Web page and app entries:
# # #

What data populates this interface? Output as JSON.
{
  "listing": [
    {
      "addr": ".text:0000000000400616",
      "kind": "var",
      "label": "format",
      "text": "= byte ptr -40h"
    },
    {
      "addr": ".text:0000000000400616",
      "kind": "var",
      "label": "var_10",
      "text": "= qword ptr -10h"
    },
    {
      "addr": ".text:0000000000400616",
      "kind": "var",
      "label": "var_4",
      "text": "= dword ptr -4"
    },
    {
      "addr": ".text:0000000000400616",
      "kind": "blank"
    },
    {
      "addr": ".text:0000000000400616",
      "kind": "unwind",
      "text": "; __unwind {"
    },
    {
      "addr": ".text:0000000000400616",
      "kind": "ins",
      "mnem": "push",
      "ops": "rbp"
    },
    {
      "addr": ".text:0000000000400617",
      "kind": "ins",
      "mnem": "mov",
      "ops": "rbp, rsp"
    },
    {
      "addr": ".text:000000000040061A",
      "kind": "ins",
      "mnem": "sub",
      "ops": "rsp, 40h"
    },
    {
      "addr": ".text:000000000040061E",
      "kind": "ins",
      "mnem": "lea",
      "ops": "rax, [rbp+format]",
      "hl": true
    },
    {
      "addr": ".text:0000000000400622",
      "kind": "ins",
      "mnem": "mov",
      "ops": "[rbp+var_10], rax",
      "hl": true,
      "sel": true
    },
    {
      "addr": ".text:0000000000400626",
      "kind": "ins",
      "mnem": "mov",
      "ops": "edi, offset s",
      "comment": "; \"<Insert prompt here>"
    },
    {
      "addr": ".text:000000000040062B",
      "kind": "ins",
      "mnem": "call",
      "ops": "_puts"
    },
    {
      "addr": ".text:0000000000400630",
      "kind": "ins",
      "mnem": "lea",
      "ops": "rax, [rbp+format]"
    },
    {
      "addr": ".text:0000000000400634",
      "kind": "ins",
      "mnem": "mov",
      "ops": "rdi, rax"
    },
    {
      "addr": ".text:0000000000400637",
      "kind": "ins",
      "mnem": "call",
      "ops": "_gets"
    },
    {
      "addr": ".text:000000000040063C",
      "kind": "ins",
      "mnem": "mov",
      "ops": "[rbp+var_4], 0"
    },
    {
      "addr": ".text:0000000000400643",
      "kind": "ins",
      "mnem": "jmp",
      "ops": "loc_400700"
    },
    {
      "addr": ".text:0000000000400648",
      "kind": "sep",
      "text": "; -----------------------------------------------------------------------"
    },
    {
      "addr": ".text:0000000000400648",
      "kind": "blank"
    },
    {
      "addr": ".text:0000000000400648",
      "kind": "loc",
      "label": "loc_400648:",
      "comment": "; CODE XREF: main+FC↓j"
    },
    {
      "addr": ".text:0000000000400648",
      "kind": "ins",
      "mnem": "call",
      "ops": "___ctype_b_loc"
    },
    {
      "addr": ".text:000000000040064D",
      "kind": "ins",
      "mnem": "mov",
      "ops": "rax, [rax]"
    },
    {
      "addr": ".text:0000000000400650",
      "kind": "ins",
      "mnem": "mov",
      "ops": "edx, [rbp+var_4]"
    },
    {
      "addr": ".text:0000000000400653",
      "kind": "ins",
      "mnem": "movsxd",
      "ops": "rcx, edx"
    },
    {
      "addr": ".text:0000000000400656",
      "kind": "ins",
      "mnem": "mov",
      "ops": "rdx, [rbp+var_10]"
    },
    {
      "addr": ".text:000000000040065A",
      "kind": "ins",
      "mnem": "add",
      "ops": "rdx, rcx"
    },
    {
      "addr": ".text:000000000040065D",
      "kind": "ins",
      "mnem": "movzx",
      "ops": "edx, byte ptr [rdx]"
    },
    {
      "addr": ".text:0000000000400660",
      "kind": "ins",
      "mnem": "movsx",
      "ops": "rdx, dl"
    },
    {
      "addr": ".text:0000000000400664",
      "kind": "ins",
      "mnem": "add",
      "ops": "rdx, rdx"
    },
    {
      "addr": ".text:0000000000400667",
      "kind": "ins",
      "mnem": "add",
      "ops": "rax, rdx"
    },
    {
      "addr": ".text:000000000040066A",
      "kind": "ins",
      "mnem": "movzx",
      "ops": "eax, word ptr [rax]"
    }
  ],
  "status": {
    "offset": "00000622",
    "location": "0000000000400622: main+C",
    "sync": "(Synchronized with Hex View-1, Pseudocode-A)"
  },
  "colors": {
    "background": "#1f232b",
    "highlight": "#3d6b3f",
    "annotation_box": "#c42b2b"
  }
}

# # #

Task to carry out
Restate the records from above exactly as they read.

Solved problem
What data populates this interface? Output as JSON.
{
  "listing": [
    {
      "addr": ".text:0000000000400616",
      "kind": "var",
      "label": "format",
      "text": "= byte ptr -40h"
    },
    {
      "addr": ".text:0000000000400616",
      "kind": "var",
      "label": "var_10",
      "text": "= qword ptr -10h"
    },
    {
      "addr": ".text:0000000000400616",
      "kind": "var",
      "label": "var_4",
      "text": "= dword ptr -4"
    },
    {
      "addr": ".text:0000000000400616",
      "kind": "blank"
    },
    {
      "addr": ".text:0000000000400616",
      "kind": "unwind",
      "text": "; __unwind {"
    },
    {
      "addr": ".text:0000000000400616",
      "kind": "ins",
      "mnem": "push",
      "ops": "rbp"
    },
    {
      "addr": ".text:0000000000400617",
      "kind": "ins",
      "mnem": "mov",
      "ops": "rbp, rsp"
    },
    {
      "addr": ".text:000000000040061A",
      "kind": "ins",
      "mnem": "sub",
      "ops": "rsp, 40h"
    },
    {
      "addr": ".text:000000000040061E",
      "kind": "ins",
      "mnem": "lea",
      "ops": "rax, [rbp+format]",
      "hl": true
    },
    {
      "addr": ".text:0000000000400622",
      "kind": "ins",
      "mnem": "mov",
      "ops": "[rbp+var_10], rax",
      "hl": true,
      "sel": true
    },
    {
      "addr": ".text:0000000000400626",
      "kind": "ins",
      "mnem": "mov",
      "ops": "edi, offset s",
      "comment": "; \"<Insert prompt here>"
    },
    {
      "addr": ".text:000000000040062B",
      "kind": "ins",
      "mnem": "call",
      "ops": "_puts"
    },
    {
      "addr": ".text:0000000000400630",
      "kind": "ins",
      "mnem": "lea",
      "ops": "rax, [rbp+format]"
    },
    {
      "addr": ".text:0000000000400634",
      "kind": "ins",
      "mnem": "mov",
      "ops": "rdi, rax"
    },
    {
      "addr": ".text:0000000000400637",
      "kind": "ins",
      "mnem": "call",
      "ops": "_gets"
    },
    {
      "addr": ".text:000000000040063C",
      "kind": "ins",
      "mnem": "mov",
      "ops": "[rbp+var_4], 0"
    },
    {
      "addr": ".text:0000000000400643",
      "kind": "ins",
      "mnem": "jmp",
      "ops": "loc_400700"
    },
    {
      "addr": ".text:0000000000400648",
      "kind": "sep",
      "text": "; -----------------------------------------------------------------------"
    },
    {
      "addr": ".text:0000000000400648",
      "kind": "blank"
    },
    {
      "addr": ".text:0000000000400648",
      "kind": "loc",
      "label": "loc_400648:",
      "comment": "; CODE XREF: main+FC↓j"
    },
    {
      "addr": ".text:0000000000400648",
      "kind": "ins",
      "mnem": "call",
      "ops": "___ctype_b_loc"
    },
    {
      "addr": ".text:000000000040064D",
      "kind": "ins",
      "mnem": "mov",
      "ops": "rax, [rax]"
    },
    {
      "addr": ".text:0000000000400650",
      "kind": "ins",
      "mnem": "mov",
      "ops": "edx, [rbp+var_4]"
    },
    {
      "addr": ".text:0000000000400653",
      "kind": "ins",
      "mnem": "movsxd",
      "ops": "rcx, edx"
    },
    {
      "addr": ".text:0000000000400656",
      "kind": "ins",
      "mnem": "mov",
      "ops": "rdx, [rbp+var_10]"
    },
    {
      "addr": ".text:000000000040065A",
      "kind": "ins",
      "mnem": "add",
      "ops": "rdx, rcx"
    },
    {
      "addr": ".text:000000000040065D",
      "kind": "ins",
      "mnem": "movzx",
      "ops": "edx, byte ptr [rdx]"
    },
    {
      "addr": ".text:0000000000400660",
      "kind": "ins",
      "mnem": "movsx",
      "ops": "rdx, dl"
    },
    {
      "addr": ".text:0000000000400664",
      "kind": "ins",
      "mnem": "add",
      "ops": "rdx, rdx"
    },
    {
      "addr": ".text:0000000000400667",
      "kind": "ins",
      "mnem": "add",
      "ops": "rax, rdx"
    },
    {
      "addr": ".text:000000000040066A",
      "kind": "ins",
      "mnem": "movzx",
      "ops": "eax, word ptr [rax]"
    }
  ],
  "status": {
    "offset": "00000622",
    "location": "0000000000400622: main+C",
    "sync": "(Synchronized with Hex View-1, Pseudocode-A)"
  },
  "colors": {
    "background": "#1f232b",
    "highlight": "#3d6b3f",
    "annotation_box": "#c42b2b"
  }
}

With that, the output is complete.